__Task brief__
When the word "title" shows up in a line of the data below, copy that whole line.

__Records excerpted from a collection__
· · ·
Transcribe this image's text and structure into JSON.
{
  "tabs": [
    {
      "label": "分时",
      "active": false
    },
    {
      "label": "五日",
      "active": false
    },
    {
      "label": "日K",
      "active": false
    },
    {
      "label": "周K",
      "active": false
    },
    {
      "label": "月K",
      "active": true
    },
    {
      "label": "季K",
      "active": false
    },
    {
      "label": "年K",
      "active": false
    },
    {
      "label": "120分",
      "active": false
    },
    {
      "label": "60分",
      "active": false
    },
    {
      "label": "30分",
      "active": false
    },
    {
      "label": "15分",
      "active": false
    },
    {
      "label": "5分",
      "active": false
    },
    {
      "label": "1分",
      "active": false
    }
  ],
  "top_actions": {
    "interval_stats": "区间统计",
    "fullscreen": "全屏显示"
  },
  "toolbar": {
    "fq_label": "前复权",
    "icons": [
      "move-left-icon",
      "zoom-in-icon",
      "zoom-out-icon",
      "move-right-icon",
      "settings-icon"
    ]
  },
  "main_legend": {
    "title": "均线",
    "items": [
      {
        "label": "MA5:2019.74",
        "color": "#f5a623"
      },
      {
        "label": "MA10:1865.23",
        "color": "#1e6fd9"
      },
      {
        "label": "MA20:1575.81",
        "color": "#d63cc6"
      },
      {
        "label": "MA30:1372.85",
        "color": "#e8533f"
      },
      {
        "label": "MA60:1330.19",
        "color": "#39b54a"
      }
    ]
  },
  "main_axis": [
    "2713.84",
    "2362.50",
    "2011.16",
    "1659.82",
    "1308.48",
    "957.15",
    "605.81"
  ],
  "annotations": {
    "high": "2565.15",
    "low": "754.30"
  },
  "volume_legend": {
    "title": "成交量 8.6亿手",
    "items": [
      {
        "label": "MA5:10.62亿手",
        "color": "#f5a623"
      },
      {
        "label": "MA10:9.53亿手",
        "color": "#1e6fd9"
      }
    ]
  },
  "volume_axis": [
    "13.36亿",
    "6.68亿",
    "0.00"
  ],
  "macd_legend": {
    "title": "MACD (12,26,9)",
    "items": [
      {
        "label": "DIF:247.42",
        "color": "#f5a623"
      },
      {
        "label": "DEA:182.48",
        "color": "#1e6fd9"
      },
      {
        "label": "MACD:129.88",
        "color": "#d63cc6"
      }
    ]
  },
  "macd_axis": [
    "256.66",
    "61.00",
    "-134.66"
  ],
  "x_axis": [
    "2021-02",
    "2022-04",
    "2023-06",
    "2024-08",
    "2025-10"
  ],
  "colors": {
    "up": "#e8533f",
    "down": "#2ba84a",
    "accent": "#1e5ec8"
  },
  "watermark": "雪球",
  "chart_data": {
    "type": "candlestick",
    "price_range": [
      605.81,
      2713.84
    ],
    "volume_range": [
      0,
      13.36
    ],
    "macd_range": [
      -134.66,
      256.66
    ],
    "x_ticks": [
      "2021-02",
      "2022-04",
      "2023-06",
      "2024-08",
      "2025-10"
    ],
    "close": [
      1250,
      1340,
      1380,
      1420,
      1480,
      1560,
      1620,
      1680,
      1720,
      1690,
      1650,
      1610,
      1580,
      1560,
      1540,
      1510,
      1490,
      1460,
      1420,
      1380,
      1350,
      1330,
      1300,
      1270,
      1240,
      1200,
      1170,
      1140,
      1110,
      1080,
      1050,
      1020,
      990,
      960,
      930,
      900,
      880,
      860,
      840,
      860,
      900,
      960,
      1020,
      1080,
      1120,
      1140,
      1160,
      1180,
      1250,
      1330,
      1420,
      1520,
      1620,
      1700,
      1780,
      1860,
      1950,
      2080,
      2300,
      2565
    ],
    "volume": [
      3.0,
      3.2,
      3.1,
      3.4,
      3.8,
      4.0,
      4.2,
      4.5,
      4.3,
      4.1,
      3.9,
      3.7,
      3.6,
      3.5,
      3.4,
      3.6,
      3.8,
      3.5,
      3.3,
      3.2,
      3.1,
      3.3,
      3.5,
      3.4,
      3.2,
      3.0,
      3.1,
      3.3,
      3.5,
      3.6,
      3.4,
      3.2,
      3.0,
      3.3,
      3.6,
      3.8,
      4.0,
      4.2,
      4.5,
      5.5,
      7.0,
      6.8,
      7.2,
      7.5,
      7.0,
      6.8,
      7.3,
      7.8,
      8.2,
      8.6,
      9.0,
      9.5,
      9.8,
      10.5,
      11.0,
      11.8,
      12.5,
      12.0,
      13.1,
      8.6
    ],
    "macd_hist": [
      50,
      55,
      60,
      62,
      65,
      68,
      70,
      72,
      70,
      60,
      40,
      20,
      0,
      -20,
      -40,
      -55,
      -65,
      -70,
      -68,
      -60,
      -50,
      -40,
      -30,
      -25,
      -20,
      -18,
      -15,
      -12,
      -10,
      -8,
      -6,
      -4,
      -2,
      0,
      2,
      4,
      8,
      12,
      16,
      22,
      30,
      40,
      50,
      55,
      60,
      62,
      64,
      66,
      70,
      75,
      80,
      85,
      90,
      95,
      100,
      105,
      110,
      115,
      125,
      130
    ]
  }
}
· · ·
__Task result__
    "title": "均线",
    "title": "成交量 8.6亿手",
    "title": "MACD (12,26,9)",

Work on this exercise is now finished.